Vulnerability and Helplessness are attributes not normally associated with the role of a Chief Executive. Perhaps they should be…
My client, the CEO of a national charity, was becoming increasingly worn down by a situation that was fraying her nerves and making her feel weak and inadequate:
I was getting more and more frustrated and anxious with our new financial manager and the procedures that he had been imposing on our accounting practices. Although I had instigated the changes for the benefit of the charity, the new regime was making it impossible to do the things that had previously seemed simple. The relationship was becoming very tense.
The CEO was becoming a victim of her own decisions and it was having a profound impact on her self-image:
She was beginning to feel like a failure and simply did not know what to do…
Not able to mask my distress any further, I admitted to the manager that I was on the defensive and felt helpless and frustrated – the exact opposite of how I thought a CEO should feel under any circumstances.
In admitting her vulnerability, she was doing the reverse of what a Strong Leader is supposed to.

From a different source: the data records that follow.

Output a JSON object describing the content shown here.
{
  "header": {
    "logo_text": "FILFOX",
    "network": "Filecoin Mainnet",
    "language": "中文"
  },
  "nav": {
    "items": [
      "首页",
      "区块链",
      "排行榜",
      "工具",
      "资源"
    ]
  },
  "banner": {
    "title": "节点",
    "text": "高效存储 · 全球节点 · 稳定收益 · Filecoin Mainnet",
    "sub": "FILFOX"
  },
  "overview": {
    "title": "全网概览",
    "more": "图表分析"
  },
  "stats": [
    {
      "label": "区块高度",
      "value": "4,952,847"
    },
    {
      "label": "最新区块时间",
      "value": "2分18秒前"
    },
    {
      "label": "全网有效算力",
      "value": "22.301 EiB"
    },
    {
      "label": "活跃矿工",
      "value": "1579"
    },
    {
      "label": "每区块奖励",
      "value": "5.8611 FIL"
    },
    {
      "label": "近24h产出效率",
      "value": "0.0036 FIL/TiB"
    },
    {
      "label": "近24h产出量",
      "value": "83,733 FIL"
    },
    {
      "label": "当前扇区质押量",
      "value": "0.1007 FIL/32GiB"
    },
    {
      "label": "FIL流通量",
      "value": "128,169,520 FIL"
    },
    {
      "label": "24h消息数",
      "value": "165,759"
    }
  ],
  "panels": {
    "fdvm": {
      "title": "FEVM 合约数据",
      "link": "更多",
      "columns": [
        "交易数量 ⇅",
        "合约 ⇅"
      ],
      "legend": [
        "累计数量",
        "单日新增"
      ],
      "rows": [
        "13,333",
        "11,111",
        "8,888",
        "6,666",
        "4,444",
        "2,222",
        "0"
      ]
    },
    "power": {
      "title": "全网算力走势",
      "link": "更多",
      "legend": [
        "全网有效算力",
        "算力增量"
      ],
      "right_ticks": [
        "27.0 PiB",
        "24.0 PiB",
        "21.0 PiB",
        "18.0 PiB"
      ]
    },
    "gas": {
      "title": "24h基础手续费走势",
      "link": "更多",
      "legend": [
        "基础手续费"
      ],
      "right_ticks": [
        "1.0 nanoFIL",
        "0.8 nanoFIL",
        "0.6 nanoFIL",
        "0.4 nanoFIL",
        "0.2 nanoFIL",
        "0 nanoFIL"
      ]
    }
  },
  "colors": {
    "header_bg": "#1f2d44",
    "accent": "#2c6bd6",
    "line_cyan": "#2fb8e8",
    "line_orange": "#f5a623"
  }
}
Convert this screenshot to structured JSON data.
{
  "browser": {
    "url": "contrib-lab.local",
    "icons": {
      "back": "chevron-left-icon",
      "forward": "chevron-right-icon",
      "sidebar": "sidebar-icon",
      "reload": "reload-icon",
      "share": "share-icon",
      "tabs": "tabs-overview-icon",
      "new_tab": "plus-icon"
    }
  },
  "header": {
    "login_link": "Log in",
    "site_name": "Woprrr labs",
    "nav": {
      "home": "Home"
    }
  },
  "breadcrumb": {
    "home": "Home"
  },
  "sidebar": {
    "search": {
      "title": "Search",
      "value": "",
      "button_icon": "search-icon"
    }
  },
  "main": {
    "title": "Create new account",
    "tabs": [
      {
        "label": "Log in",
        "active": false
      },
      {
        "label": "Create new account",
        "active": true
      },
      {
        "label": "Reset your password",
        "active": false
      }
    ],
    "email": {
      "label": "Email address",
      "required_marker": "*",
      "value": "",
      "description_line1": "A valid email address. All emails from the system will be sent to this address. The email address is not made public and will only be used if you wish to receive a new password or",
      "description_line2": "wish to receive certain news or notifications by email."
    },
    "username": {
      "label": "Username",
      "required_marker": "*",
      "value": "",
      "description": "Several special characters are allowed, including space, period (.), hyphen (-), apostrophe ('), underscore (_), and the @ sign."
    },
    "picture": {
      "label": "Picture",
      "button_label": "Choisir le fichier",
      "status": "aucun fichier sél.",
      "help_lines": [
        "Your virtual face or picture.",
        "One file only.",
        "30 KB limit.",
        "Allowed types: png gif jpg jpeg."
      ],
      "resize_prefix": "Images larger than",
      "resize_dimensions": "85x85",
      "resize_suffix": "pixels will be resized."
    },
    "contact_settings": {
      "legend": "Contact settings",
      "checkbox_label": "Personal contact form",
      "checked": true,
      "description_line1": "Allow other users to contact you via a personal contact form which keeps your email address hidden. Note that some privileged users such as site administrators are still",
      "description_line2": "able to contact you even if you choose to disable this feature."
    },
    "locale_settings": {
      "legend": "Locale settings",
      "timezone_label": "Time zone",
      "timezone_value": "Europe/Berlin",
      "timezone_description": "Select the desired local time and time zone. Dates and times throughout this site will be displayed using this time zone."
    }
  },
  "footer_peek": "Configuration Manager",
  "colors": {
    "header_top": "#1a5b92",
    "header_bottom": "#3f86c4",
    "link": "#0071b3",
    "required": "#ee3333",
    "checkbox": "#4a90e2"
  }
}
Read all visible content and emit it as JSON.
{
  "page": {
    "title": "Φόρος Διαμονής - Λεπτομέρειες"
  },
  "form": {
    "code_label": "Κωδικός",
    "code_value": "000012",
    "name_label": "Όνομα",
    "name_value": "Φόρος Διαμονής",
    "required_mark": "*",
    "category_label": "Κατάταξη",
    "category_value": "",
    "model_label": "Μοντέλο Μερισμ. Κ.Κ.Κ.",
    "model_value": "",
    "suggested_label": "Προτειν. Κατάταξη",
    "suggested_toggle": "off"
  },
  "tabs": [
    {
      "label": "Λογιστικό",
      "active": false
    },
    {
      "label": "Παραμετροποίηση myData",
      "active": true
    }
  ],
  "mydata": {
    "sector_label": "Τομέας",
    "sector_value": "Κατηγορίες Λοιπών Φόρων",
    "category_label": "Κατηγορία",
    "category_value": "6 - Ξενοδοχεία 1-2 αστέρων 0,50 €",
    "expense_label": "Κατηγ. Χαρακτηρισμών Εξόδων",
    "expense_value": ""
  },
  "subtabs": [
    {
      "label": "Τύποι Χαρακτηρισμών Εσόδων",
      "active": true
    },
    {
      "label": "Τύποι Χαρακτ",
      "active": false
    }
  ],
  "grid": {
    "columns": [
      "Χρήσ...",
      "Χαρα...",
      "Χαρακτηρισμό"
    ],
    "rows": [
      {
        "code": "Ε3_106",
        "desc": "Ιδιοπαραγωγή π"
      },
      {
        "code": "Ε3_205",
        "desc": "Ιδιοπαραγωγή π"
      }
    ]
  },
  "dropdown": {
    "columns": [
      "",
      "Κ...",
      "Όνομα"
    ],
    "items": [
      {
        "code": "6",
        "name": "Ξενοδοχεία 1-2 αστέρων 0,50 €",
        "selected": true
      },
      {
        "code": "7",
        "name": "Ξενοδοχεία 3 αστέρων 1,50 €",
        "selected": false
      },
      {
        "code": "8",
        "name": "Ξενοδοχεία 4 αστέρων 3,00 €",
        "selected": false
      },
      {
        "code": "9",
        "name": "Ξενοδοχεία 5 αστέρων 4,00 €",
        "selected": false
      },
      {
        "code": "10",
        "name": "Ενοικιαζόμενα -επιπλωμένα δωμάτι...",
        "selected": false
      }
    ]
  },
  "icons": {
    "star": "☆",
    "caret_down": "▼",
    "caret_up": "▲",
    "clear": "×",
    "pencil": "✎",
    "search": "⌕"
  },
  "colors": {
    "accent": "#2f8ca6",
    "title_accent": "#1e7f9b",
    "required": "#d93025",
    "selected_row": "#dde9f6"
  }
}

To my surprise, the manager confessed to being over-zealous and digging in his heels. The relief was tangible and energising. It led to immediate solutions to the problems.
For me, this illustrates 3 powerful truths:
- All leaders – and that is anyone with any degree of responsibility – will feel this fragility and impotence on occasion. The external demeanour is not always a guide to the inner experience.
- Admitting the reality, however negative it is, can release the positive energy needed to deal with it.
- Admitting weakness can be a strength.